Thus far, to the eyes of the developer there appeared a veritable soup of object-oriented analysis and design methods and notations. It was an obvious development to try to introduce some kind of unification and the Fusion method (Coleman et al., 1994; Malan et al., 1996) represents one of the first attempts to combine good techniques from other published methods, although some commentators have viewed the collection of techniques as poorly integrated. There is a process associated with Fusion although published descriptions of it appear incomplete compared to the proprietary versions sold by Hewlett-Packard. The modern object-oriented developer had to find a way to pick out the noodles from this rich soup of techniques. Because of this and because there were many similarities between methods it began to be felt by most methodologists that some sort of convergence was in order

The OPEN Consortium was an informal group of about 30 methodologists, with no common commercial affiliation, that wanted to see greater method integration but felt strongly that methods should include a complete process, should be in the public domain, should not be tied to particular tools and should focus strongly on scientific integrity as well as pragmatic issues. The founding members of OPEN were Brian Henderson-Sellers and myself who began to integrate the MOSES and SOMA process models. The result was published as Graham et al. (1997b). They were soon joined by Don Firesmith who started work on an integrated notation (OML) with the aim of exhibiting a more pure object-oriented character than the OMT-influenced UML and one that would be easier to learn and remember (Firesmith et al., 1997).

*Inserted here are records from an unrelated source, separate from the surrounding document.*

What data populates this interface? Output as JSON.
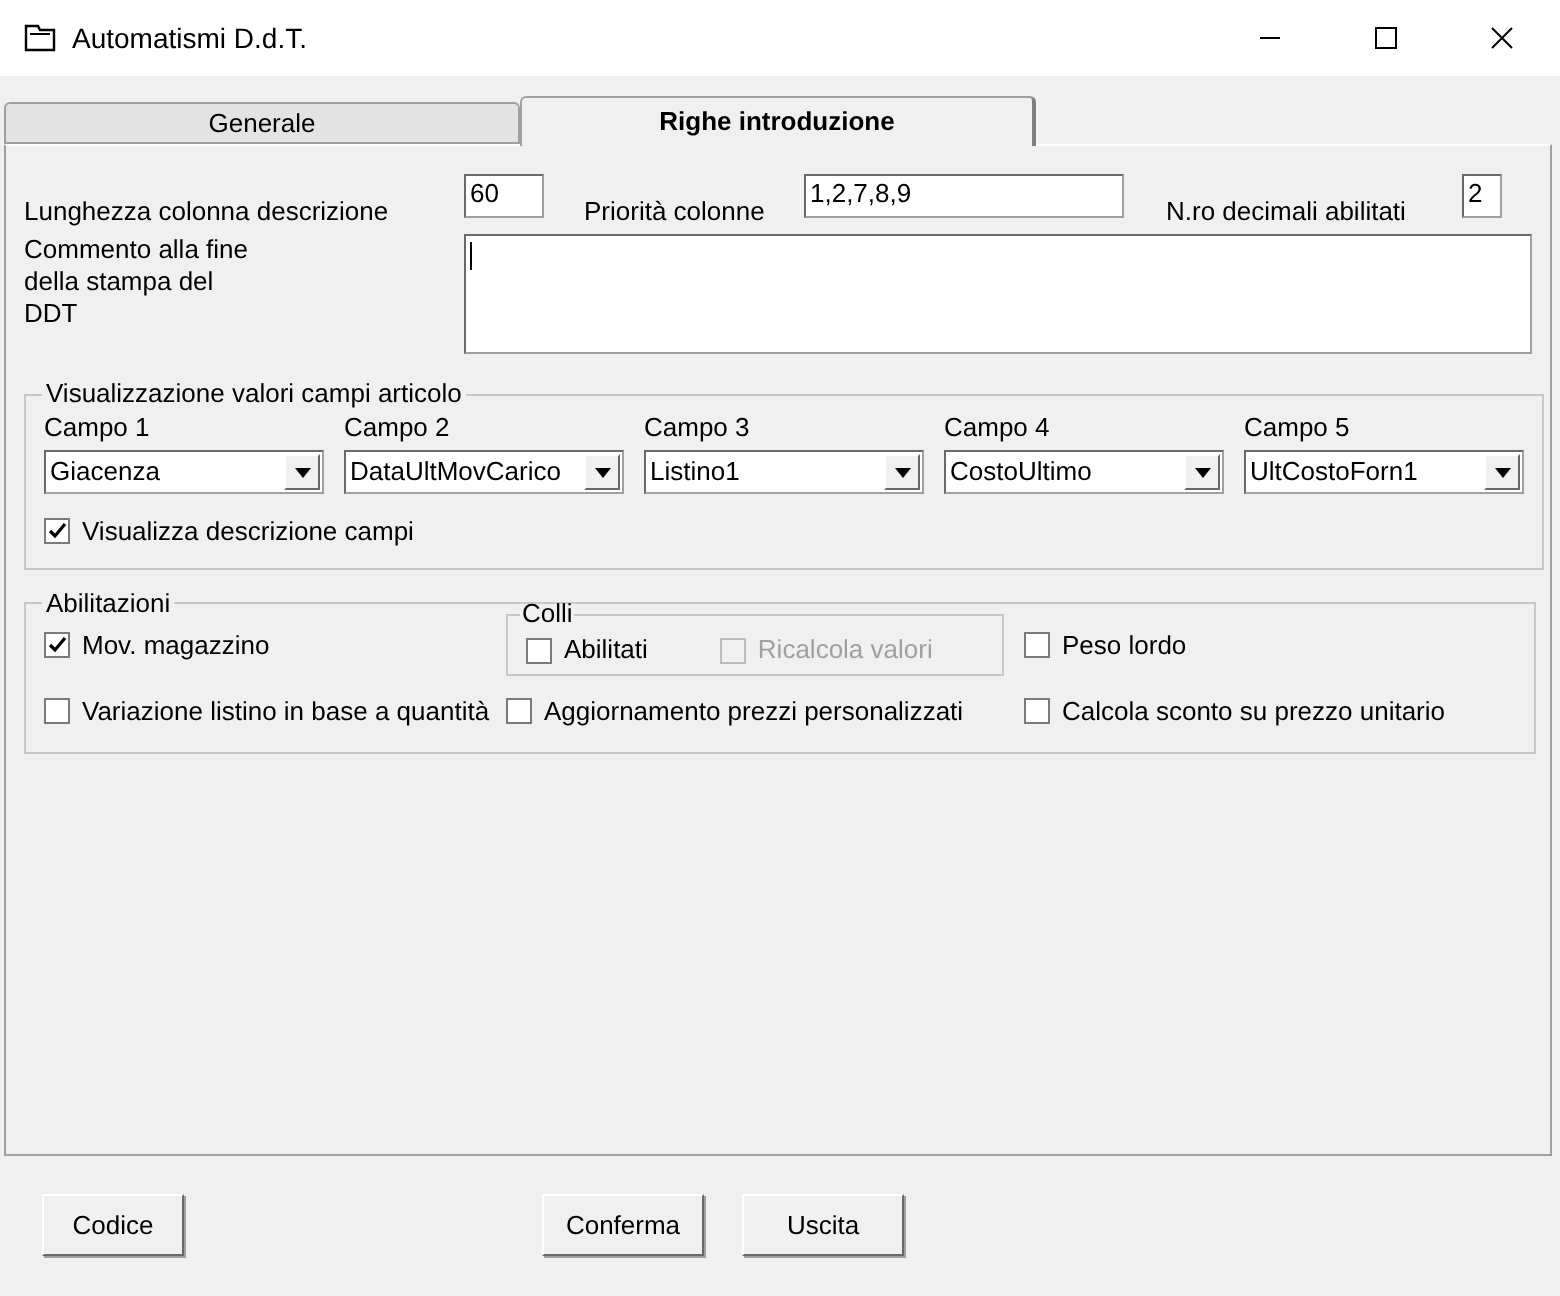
{
  "window": {
    "title": "Automatismi D.d.T."
  },
  "tabs": [
    {
      "label": "Generale",
      "selected": false
    },
    {
      "label": "Righe introduzione",
      "selected": true
    }
  ],
  "top_fields": [
    {
      "label": "Lunghezza colonna descrizione",
      "value": "60"
    },
    {
      "label": "Priorità colonne",
      "value": "1,2,7,8,9"
    },
    {
      "label": "N.ro decimali abilitati",
      "value": "2"
    }
  ],
  "comment": {
    "label": "Commento alla fine della stampa del DDT"
  },
  "article_fields": {
    "title": "Visualizzazione valori campi articolo",
    "fields": [
      {
        "label": "Campo 1",
        "value": "Giacenza"
      },
      {
        "label": "Campo 2",
        "value": "DataUltMovCarico"
      },
      {
        "label": "Campo 3",
        "value": "Listino1"
      },
      {
        "label": "Campo 4",
        "value": "CostoUltimo"
      },
      {
        "label": "Campo 5",
        "value": "UltCostoForn1"
      }
    ],
    "show_descriptions": {
      "label": "Visualizza descrizione campi",
      "checked": true,
      "disabled": false
    }
  },
  "enablements": {
    "title": "Abilitazioni",
    "rows": [
      [
        {
          "kind": "checkbox",
          "label": "Mov. magazzino",
          "checked": true,
          "disabled": false
        },
        {
          "kind": "group",
          "title": "Colli",
          "options": [
            {
              "label": "Abilitati",
              "checked": false,
              "disabled": false
            },
            {
              "label": "Ricalcola valori",
              "checked": false,
              "disabled": true
            }
          ]
        },
        {
          "kind": "checkbox",
          "label": "Peso lordo",
          "checked": false,
          "disabled": false
        }
      ],
      [
        {
          "kind": "checkbox",
          "label": "Variazione listino in base a quantità",
          "checked": false,
          "disabled": false
        },
        {
          "kind": "checkbox",
          "label": "Aggiornamento prezzi personalizzati",
          "checked": false,
          "disabled": false
        },
        {
          "kind": "checkbox",
          "label": "Calcola sconto su prezzo unitario",
          "checked": false,
          "disabled": false
        }
      ]
    ]
  },
  "buttons": [
    {
      "label": "Codice"
    },
    {
      "label": "Conferma"
    },
    {
      "label": "Uscita"
    }
  ]
}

Jim Rumbaugh left GE to join Grady Booch at Rational Inc. These two merged their notations into what became the first version of UML (Booch et al., 1999). Later they were joined by Ivar Jacobson who added elements of his Objectory notation and began the development of the Rational Unified Process (RUP). UML was submitted to the OMG for standardization and many other methodologists contributed ideas, although the CASE tool vendors have generally resisted both innovations that would cause them to rewrite their tools and simplifications that would make their tools less useful. The OPEN consortium proposed the semantically richer OML which was largely ignored despite many good ideas, probably largely due to its over-complicatedness (Firesmith at al., 1997). Real-time elements were added based on the ROOM method (Selic et al., 1994) and a formal constraint language, OCL, heavily influenced by Syntropy (Cook and Daniels, 1994) introduced. A notation for multiple interfaces to classes was based on Microsoft's work on COM+. Activity diagrams for process modelling were based on the Martin-Odell method. The idea of stereotypes adopted in UML was based on ideas proposed by Rebecca Wirfs-Brock (though much mangled in the first realizations of the standard). The struggle to improve UML continues and we will therefore not assume a completely fixed character for it in this text. Thus were issues of notation largely settled by the end of the 1990s, which has shifted the emphasis to innovation in the field of method and process. Among the most significant contributions to analysis and design methodology, following the renaissance of UML, was Catalysis (D'Souza and Wills, 1999) which was the first method to contain specific techniques for component-based development along with coherent guidance on how the UML should be used. Our own work showed that objects could be regarded as intelligent agents if rulesets were added to type specifications. This generalized the insistence in other methods (notably BON, Syntropy and Catalysis) that invariants were needed to specify types fully.

Figure 1 shows the relationships between several object-oriented methods, languages and notations discussed in this tutorial. See Appendix B for a discussion of these methods and others.

Figure 1 Some of the influences on UML.